  • a && b, a || b: a and b must be bool, and the result is bool;
  • a::b (string concatenation of a and b): a and b must be string, and the result is string.

If-Else Expressions

In samlang, we do not have ternary expression, because if-else blocks are expressions.

You can write: if a == b then c else d. c and d must have the same type and the result has the same type as c and d.

Match Expressions

Suppose you have a variant type like class Option<T>(None(unit), Some(T)) {}. You can match on it like:

function matchExample(opt: Option<int>): int =
match (opt) {
| None _ -> 42
| Some a -> a
}

Pattern matching must be exhaustive. For example, the following code will have a compile-time error:

function badMatchExample(opt: Option<int>): int =
match (opt) {
| None _ -> 42
// missing the Some case, bad code
}

Lambda

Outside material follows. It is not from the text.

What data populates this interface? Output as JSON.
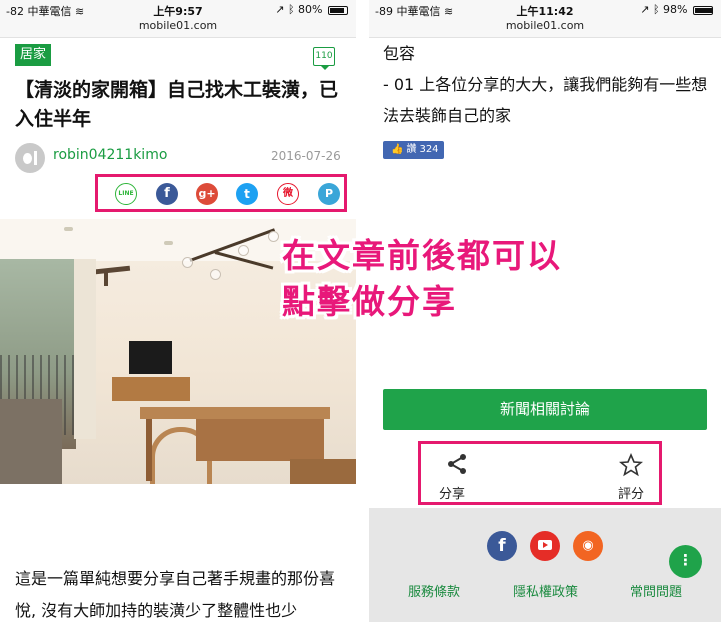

You can easily define an anonymous function as a lambda. Here is the simpliest one: () -> 0. Here is a more complex one: identity function: (x) -> x. Note that the argument must always be surrounded by parenthesis.

You can optionally type-annotate some parameters: (x: int, y) -> x + y.

Statement Block Expression

You can define new local variables by using the val statement within a block of statements:

class Obj(val d: int, val e: int) {
function valExample(): int = {
val a: int = 1;
val b = 2;
val { d as c } = { d: 5, e: 4 }
val _ = 42;
a + b * c
}
}

The above example shows various usages of val statement. You can choose to type-annotate the pattern (variable, tuple, object, or wildcard), destruct on tuples or object, and ignore the output by using wildcard (supported in tuple pattern and wildcard pattern). Note that the semicolon is optional.

Statement blocks can be nested:

function nestedBlocks(): int = {
val a = {
val b = 4;
val c = {
val d = b;
b
};
b
};
a + 1
}

You can create a unit value by {}.

Type Inference

The only absolutely required type annotated happens at the top-level class function and method level. Most other types can be correctly inferred by the compiler and can be omitted from your program.

The type checker uses local type inference to infer types of most expressions. Therefore, it cannot infer types from the whole program like OCaml does. Instead, it will push down type hints from local, nearby contexts.

Despite the fundamental limitation, the compiler can correctly infer most of the local expression types. If your code does not use generics or unannotated lambda parameters, then all types can be inferred correctly. Most of the type arguments can be inferred, so they do not need to be explicitly supplied. Unannotated lambda parameters with local context but without parametric polymorphism can also be inferred perfectly.

Even when you combine polymorphic function call and unannotated lambda parameters, the type checker still attempts to infer the types from left to right. It will work in most of the code. An illustrating type inference example is available near the top of the page.